▶ **TASK INSTRUCTIONS**
Write every entry out again, unchanged.

▶ **MATERIAL PROVIDED**

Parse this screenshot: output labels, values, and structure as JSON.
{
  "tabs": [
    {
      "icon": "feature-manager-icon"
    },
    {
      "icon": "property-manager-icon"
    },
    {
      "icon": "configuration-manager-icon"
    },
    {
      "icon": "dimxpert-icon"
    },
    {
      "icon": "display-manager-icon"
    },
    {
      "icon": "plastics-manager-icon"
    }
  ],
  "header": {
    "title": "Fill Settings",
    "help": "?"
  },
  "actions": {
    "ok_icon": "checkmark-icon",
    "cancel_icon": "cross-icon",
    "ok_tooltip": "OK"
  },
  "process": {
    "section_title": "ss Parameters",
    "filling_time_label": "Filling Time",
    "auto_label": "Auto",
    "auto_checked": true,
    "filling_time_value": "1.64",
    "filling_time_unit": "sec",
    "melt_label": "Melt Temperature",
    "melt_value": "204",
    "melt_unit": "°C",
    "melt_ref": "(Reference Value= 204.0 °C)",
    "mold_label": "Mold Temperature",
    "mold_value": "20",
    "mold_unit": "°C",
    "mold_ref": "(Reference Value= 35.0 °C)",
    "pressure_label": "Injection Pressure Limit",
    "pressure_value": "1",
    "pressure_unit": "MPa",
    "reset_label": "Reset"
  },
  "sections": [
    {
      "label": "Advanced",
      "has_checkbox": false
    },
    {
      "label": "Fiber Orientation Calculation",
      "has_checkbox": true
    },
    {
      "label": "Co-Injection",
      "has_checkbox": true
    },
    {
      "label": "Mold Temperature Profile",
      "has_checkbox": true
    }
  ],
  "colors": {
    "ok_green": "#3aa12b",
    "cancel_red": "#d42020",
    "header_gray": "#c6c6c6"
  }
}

▶ **SOLUTION**
Parse this screenshot: output labels, values, and structure as JSON.
{
  "tabs": [
    {
      "icon": "feature-manager-icon"
    },
    {
      "icon": "property-manager-icon"
    },
    {
      "icon": "configuration-manager-icon"
    },
    {
      "icon": "dimxpert-icon"
    },
    {
      "icon": "display-manager-icon"
    },
    {
      "icon": "plastics-manager-icon"
    }
  ],
  "header": {
    "title": "Fill Settings",
    "help": "?"
  },
  "actions": {
    "ok_icon": "checkmark-icon",
    "cancel_icon": "cross-icon",
    "ok_tooltip": "OK"
  },
  "process": {
    "section_title": "ss Parameters",
    "filling_time_label": "Filling Time",
    "auto_label": "Auto",
    "auto_checked": true,
    "filling_time_value": "1.64",
    "filling_time_unit": "sec",
    "melt_label": "Melt Temperature",
    "melt_value": "204",
    "melt_unit": "°C",
    "melt_ref": "(Reference Value= 204.0 °C)",
    "mold_label": "Mold Temperature",
    "mold_value": "20",
    "mold_unit": "°C",
    "mold_ref": "(Reference Value= 35.0 °C)",
    "pressure_label": "Injection Pressure Limit",
    "pressure_value": "1",
    "pressure_unit": "MPa",
    "reset_label": "Reset"
  },
  "sections": [
    {
      "label": "Advanced",
      "has_checkbox": false
    },
    {
      "label": "Fiber Orientation Calculation",
      "has_checkbox": true
    },
    {
      "label": "Co-Injection",
      "has_checkbox": true
    },
    {
      "label": "Mold Temperature Profile",
      "has_checkbox": true
    }
  ],
  "colors": {
    "ok_green": "#3aa12b",
    "cancel_red": "#d42020",
    "header_gray": "#c6c6c6"
  }
}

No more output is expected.